5 Jun 2007 01:17
Re: Peirce predisposed to naturalistic solutions?, was RE: Inquiry and the categories etc.
Steven Ericsson-Zenith <steven <at> semeiosis.org>
2007-06-04 23:17:18 GMT
2007-06-04 23:17:18 GMT
Dear Ben, I did answer your questions, but perhaps too tersely. When I speak of "nature" I refer to that which arises from primitive aspects of the world - I take energy-mass, space-time, and the primitive of experience to be those primitive aspects. The general principles that shape the world, and are operative in it, include gravity, the engineering of sentience, and natural selection. When I speak of "constructive" I am referring to natural construction of the world AND to our approximation of that construction in our constructive scientific knowledge. When I refer to "naturalistic solutions" I am referring to the rejection of the supernatural (anything unfounded in natural solutions), our historical, perhaps inevitable, refinement of that approximation so that it better approximate the true workings of nature. I have already indicated that in my view epistemology has a natural basis - and, in particular, that anthorpogenic knowledge is the product of the engineering of sentience. Included in that category is philosophy and mathematics. In terms of apprehension I have made reference to those things that can be known, but do not have ontological status in the world beyond their apprehension - and I deliberately refer to televisions and irrational numbers as examples of this.

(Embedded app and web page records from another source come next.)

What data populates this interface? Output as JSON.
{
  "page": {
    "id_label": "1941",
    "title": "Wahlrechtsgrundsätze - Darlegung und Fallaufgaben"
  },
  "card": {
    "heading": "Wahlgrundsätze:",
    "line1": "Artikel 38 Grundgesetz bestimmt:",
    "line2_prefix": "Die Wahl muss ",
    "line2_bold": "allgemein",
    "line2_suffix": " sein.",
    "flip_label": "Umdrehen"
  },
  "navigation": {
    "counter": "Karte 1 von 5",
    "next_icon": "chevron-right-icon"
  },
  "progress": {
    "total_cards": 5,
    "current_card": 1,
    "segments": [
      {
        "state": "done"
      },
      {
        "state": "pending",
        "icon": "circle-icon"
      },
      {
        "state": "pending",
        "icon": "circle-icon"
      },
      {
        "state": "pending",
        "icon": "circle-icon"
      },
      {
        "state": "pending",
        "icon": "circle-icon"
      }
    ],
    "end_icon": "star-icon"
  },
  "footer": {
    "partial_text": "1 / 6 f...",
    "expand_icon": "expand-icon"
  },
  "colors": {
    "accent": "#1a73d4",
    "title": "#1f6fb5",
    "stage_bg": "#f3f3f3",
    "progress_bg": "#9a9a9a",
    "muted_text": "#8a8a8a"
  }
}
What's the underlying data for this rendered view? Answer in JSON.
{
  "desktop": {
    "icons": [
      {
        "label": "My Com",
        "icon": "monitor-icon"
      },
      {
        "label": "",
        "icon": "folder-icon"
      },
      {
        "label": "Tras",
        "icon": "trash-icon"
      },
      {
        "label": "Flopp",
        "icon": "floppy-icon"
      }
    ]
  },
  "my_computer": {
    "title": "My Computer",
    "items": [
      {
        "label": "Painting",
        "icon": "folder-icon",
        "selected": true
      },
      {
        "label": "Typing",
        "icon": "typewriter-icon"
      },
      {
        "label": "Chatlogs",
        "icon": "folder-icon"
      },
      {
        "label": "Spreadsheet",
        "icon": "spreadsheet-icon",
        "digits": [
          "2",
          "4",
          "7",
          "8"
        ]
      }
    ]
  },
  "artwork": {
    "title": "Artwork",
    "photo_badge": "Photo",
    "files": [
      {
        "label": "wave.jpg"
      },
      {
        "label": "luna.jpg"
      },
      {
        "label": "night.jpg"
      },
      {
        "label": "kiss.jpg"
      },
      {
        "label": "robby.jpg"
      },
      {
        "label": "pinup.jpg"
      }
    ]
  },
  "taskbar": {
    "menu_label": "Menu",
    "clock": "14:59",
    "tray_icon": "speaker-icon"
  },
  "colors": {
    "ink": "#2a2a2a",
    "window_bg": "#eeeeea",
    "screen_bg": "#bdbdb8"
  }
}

Televisions, incidently, are mere assemblies of parts apprehended as "televisions" - a television is a thing that can be "known" (apprehended) but that does not exist in the world. The same is true of irrational numbers and other infinities. This observation I extend to all relations, relations are things that can be known, but they are not things that exist in the world. For me they are products of the engineering of sentience - manifest in the mechanics of biophysics (according to my model). Hence, our development of mathematics is founded upon this engineering. This view could, perhaps, be called the view of strict ontological independence - that is, things that have ontological status are strictly independent and relations are subjects of apprehension alone. As to the properties of mathematics - such as the distribution of primes you mention - these are valuable and interesting self indulgences whose exploration is part and parcel of our refinement of our apprehension of the world and the development of our understanding of nature through the biophysical process that is semeiosis. I think you are confused about the definition of idioscopy - you appear to be giving it some poetic properties Peirce did not intend. Sincerely, Steven -- Dr. Steven Ericsson-Zenith Institute for Advanced Science & Engineering http://iase.info http://senses.info On Jun 4, 2007, at 2:41 PM, Benjamin Udell wrote: > ... > Bolding the word "natural" doesn't clarify it. At this point I'm > unsure what you mean by "natural" and what you mean by basing > things on "naturalistic solutions." I've asked you the following > questions, most of them twice, and now a third time -- > - What, in pragmatic clarity,would it mean to base generals, > universals, mathematics, etc., on naturalistic solutions? > -- Would it be simply something that one says in philosophy? Would > it have any consequences in research outside philosophy? > -- Do you see a path to where nature answers questions about > mathematics other than though human brains or the like which very > specially arrange for - themselves to be determined and influenced > by considerations about highly abstract nonlinguistic objects? > -- Or do you hold that mathematical studies should change in order > to be more pertinent to natural questions in the first place? > -- Are you uncertain about the pragmatic meaning of basing > generals, mathematics, etc., on naturalistic solutions? > > ... > > Now, when Peirce was discussing idioscopic questions, he sought > idioscopic answers. When he discussed general questions about > psycho-physical nature, he sought general answers in terms of > psycho-physical nature. By your reasoning, his general discussions > of phenomenology would have to be taken as evidence that he wanted > to base math and everything else on philosophical phenomenological > solutions. > ... > you point to his identification of matter with effete mind, and > ignore the breadth of that which he called idioscopy, embracing > special-scientific questions both of the physical and of the > psychical. You also ignore the fact that he has matter originating > in mind. > --- Message from peirce-l forum to subscriber gspp-peirce-l <at> m.gmane.org